• **SOURCE MATERIAL**
= Beginning of Section =

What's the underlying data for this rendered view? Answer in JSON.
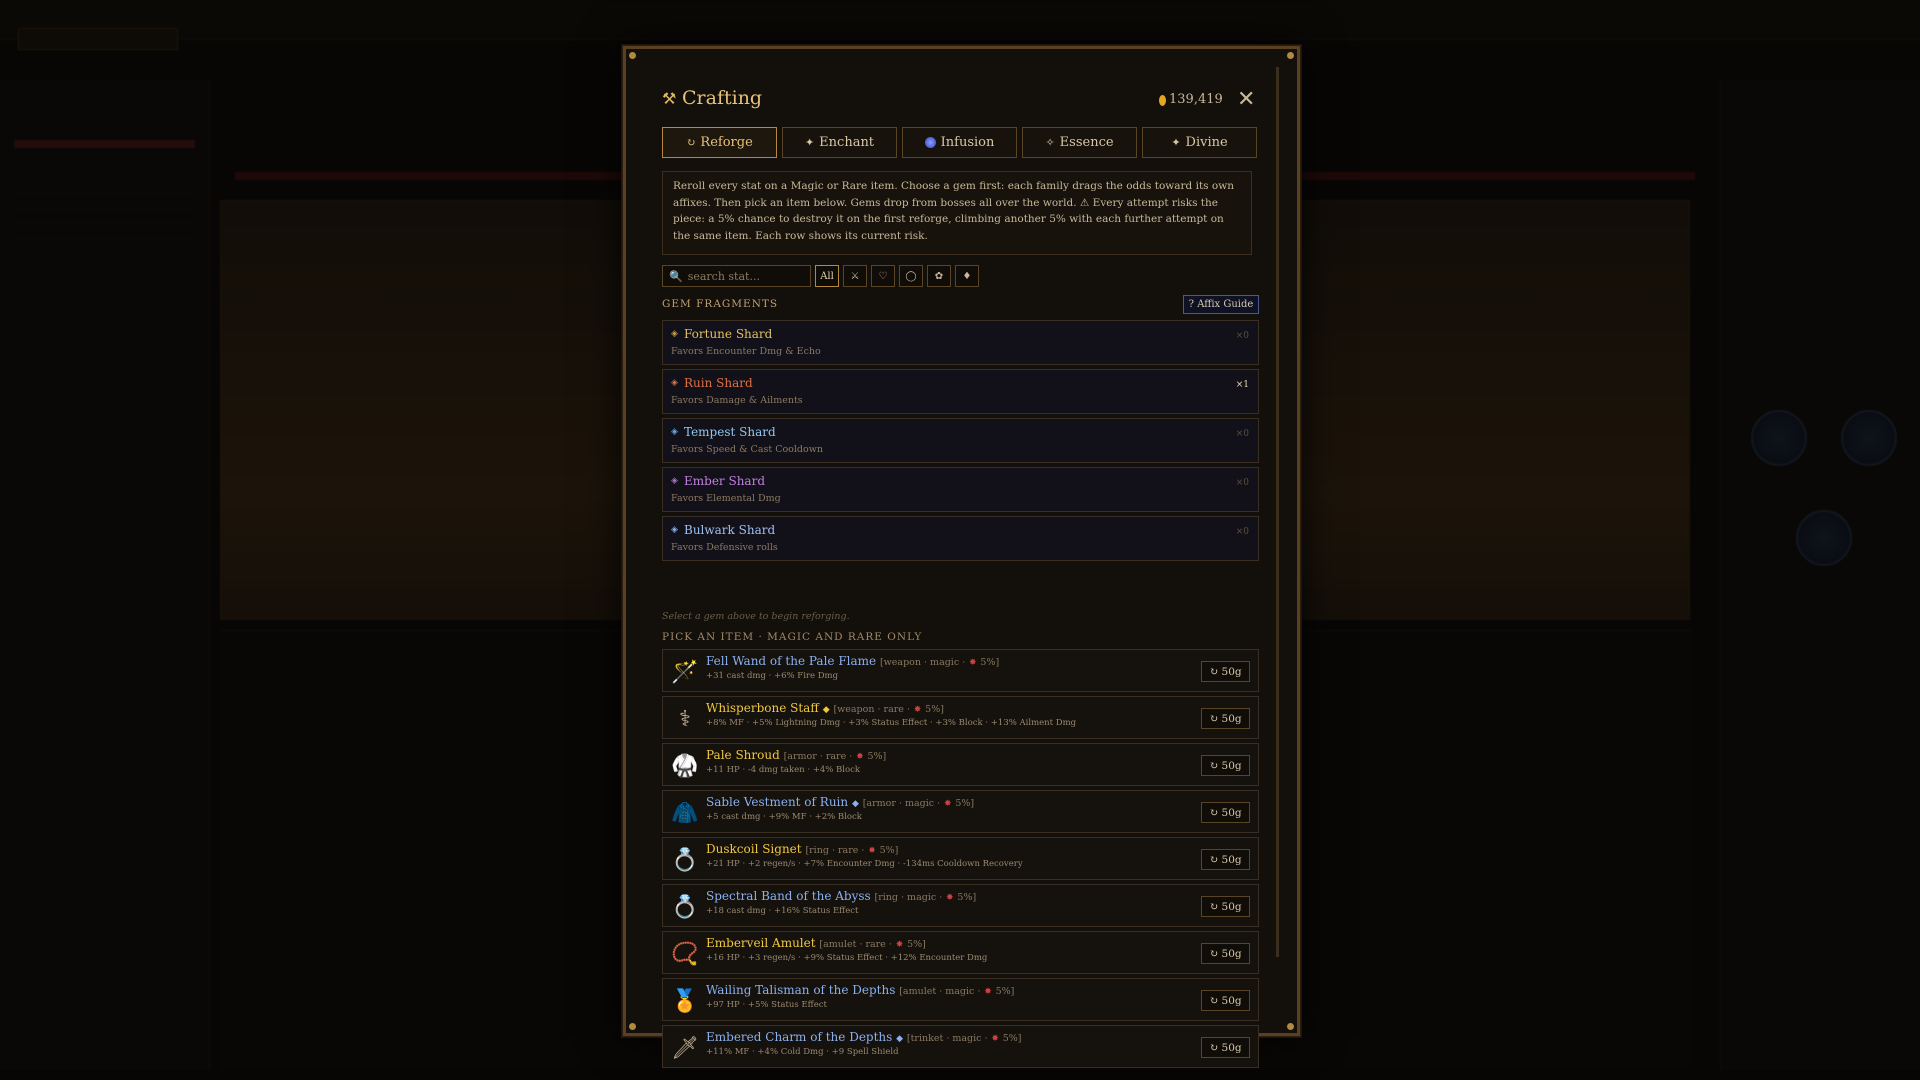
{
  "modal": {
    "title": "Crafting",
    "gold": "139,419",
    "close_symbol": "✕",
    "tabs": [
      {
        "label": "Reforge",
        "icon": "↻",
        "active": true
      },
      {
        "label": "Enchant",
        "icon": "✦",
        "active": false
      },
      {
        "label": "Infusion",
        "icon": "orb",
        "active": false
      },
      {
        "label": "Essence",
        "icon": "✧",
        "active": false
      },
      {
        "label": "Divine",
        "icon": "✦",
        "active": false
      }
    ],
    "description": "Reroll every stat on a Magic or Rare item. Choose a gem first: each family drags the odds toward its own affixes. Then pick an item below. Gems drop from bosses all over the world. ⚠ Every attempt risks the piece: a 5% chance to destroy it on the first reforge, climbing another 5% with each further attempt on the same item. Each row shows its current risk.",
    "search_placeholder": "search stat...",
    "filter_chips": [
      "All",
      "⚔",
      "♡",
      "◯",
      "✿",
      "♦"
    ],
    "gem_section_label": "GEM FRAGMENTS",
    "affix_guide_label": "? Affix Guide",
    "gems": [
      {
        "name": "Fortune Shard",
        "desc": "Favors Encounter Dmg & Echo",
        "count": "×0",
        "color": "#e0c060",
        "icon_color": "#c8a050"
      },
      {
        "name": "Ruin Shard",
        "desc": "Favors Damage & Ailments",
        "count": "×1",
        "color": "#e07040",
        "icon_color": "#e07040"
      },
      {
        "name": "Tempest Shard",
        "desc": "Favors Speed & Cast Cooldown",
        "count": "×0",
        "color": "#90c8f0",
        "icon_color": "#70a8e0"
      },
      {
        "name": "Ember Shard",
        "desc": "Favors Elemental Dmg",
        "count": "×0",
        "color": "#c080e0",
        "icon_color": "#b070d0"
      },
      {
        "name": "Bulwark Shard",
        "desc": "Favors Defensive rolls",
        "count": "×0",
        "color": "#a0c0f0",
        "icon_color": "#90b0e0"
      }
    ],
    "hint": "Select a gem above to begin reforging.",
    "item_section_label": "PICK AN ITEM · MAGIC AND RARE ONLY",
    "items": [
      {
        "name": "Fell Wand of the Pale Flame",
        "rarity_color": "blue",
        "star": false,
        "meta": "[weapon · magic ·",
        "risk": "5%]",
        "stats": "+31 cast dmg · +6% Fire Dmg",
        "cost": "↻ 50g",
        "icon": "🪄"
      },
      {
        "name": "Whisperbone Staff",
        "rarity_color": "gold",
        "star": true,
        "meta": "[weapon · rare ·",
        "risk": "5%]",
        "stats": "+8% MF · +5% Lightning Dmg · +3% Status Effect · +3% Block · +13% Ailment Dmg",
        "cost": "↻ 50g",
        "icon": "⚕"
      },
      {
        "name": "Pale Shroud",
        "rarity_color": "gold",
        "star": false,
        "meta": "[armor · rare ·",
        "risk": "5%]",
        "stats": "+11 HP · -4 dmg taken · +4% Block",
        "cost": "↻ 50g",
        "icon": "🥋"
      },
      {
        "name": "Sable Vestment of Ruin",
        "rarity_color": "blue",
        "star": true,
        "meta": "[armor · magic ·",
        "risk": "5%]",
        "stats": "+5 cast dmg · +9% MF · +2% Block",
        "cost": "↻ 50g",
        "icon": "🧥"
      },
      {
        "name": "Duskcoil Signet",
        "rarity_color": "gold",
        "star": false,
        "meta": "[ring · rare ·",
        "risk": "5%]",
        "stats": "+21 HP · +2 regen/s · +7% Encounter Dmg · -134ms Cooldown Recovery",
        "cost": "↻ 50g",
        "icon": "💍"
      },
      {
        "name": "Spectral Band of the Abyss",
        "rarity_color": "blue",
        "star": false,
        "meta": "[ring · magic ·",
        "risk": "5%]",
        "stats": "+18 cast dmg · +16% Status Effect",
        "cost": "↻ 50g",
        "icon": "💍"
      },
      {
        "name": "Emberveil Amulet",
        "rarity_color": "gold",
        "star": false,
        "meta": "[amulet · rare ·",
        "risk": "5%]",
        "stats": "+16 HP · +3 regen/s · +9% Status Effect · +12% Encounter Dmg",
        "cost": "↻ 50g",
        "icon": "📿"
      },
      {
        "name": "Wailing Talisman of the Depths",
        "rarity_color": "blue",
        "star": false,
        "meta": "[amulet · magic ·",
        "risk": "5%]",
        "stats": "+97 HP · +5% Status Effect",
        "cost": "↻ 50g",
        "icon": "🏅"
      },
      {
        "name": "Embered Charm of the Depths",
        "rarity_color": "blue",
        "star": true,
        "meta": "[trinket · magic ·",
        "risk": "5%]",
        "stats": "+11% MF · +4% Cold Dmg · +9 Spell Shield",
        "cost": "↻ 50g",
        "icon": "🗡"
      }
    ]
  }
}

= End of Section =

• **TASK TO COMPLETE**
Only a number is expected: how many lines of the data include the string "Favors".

• **ANSWER FOR THE TASK**
5